:: RECORDS FOR THE EXERCISE ::
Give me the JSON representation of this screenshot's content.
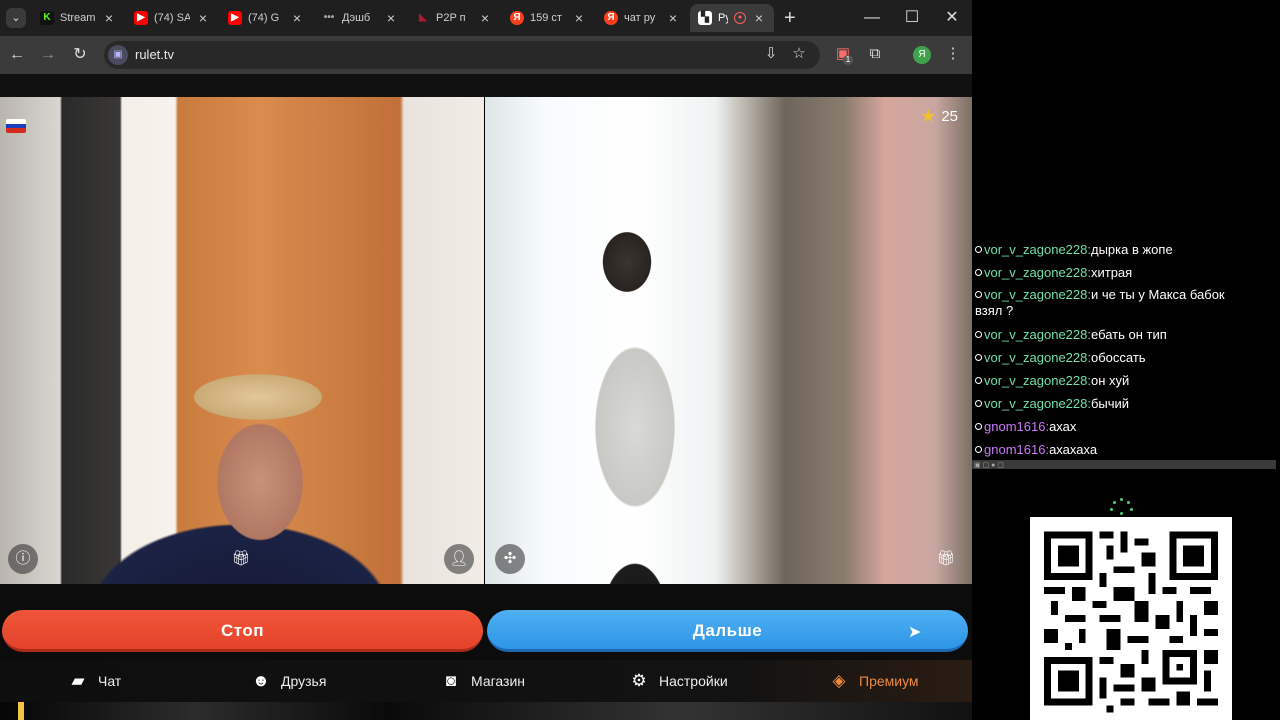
{
  "browser": {
    "tabs": [
      {
        "title": "Stream",
        "icon": "kick-icon",
        "color": "#53fc18",
        "active": false
      },
      {
        "title": "(74) SA",
        "icon": "youtube-icon",
        "color": "#ff0000",
        "active": false
      },
      {
        "title": "(74) G",
        "icon": "youtube-icon",
        "color": "#ff0000",
        "active": false
      },
      {
        "title": "Дэшб",
        "icon": "dashboard-icon",
        "color": "#888888",
        "active": false
      },
      {
        "title": "P2P п",
        "icon": "p2p-icon",
        "color": "#b0192e",
        "active": false
      },
      {
        "title": "159 ст",
        "icon": "yandex-icon",
        "color": "#fc3f1d",
        "active": false
      },
      {
        "title": "чат ру",
        "icon": "yandex-icon",
        "color": "#fc3f1d",
        "active": false
      },
      {
        "title": "Ру",
        "icon": "rulet-icon",
        "color": "#ffffff",
        "active": true
      }
    ],
    "url": "rulet.tv",
    "profile_letter": "Я",
    "extension_badge": "1"
  },
  "video": {
    "stars": "25"
  },
  "buttons": {
    "stop": "Стоп",
    "next": "Дальше"
  },
  "menu": {
    "chat": "Чат",
    "friends": "Друзья",
    "shop": "Магазин",
    "settings": "Настройки",
    "premium": "Премиум"
  },
  "chat": {
    "messages": [
      {
        "user": "vor_v_zagone228:",
        "text": "дырка в жопе"
      },
      {
        "user": "vor_v_zagone228:",
        "text": "хитрая"
      },
      {
        "user": "vor_v_zagone228:",
        "text": "и че ты у Макса бабок взял ?"
      },
      {
        "user": "vor_v_zagone228:",
        "text": "ебать он тип"
      },
      {
        "user": "vor_v_zagone228:",
        "text": "обоссать"
      },
      {
        "user": "vor_v_zagone228:",
        "text": "он хуй"
      },
      {
        "user": "vor_v_zagone228:",
        "text": "бычий"
      },
      {
        "user": "gnom1616:",
        "text": "ахах"
      },
      {
        "user": "gnom1616:",
        "text": "ахахаха"
      }
    ]
  },
  "colors": {
    "stop_button": "#e94a30",
    "next_button": "#3aa0ea",
    "chat_user_green": "#6fe0a8",
    "chat_user_pink": "#c97bf5",
    "premium": "#f08a3c"
  }
}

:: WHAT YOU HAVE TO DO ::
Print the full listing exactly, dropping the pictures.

:: ANSWER TO THIS PROBLEM ::
Give me the JSON representation of this screenshot's content.
{
  "browser": {
    "tabs": [
      {
        "title": "Stream",
        "icon": "kick-icon",
        "color": "#53fc18",
        "active": false
      },
      {
        "title": "(74) SA",
        "icon": "youtube-icon",
        "color": "#ff0000",
        "active": false
      },
      {
        "title": "(74) G",
        "icon": "youtube-icon",
        "color": "#ff0000",
        "active": false
      },
      {
        "title": "Дэшб",
        "icon": "dashboard-icon",
        "color": "#888888",
        "active": false
      },
      {
        "title": "P2P п",
        "icon": "p2p-icon",
        "color": "#b0192e",
        "active": false
      },
      {
        "title": "159 ст",
        "icon": "yandex-icon",
        "color": "#fc3f1d",
        "active": false
      },
      {
        "title": "чат ру",
        "icon": "yandex-icon",
        "color": "#fc3f1d",
        "active": false
      },
      {
        "title": "Ру",
        "icon": "rulet-icon",
        "color": "#ffffff",
        "active": true
      }
    ],
    "url": "rulet.tv",
    "profile_letter": "Я",
    "extension_badge": "1"
  },
  "video": {
    "stars": "25"
  },
  "buttons": {
    "stop": "Стоп",
    "next": "Дальше"
  },
  "menu": {
    "chat": "Чат",
    "friends": "Друзья",
    "shop": "Магазин",
    "settings": "Настройки",
    "premium": "Премиум"
  },
  "chat": {
    "messages": [
      {
        "user": "vor_v_zagone228:",
        "text": "дырка в жопе"
      },
      {
        "user": "vor_v_zagone228:",
        "text": "хитрая"
      },
      {
        "user": "vor_v_zagone228:",
        "text": "и че ты у Макса бабок взял ?"
      },
      {
        "user": "vor_v_zagone228:",
        "text": "ебать он тип"
      },
      {
        "user": "vor_v_zagone228:",
        "text": "обоссать"
      },
      {
        "user": "vor_v_zagone228:",
        "text": "он хуй"
      },
      {
        "user": "vor_v_zagone228:",
        "text": "бычий"
      },
      {
        "user": "gnom1616:",
        "text": "ахах"
      },
      {
        "user": "gnom1616:",
        "text": "ахахаха"
      }
    ]
  },
  "colors": {
    "stop_button": "#e94a30",
    "next_button": "#3aa0ea",
    "chat_user_green": "#6fe0a8",
    "chat_user_pink": "#c97bf5",
    "premium": "#f08a3c"
  }
}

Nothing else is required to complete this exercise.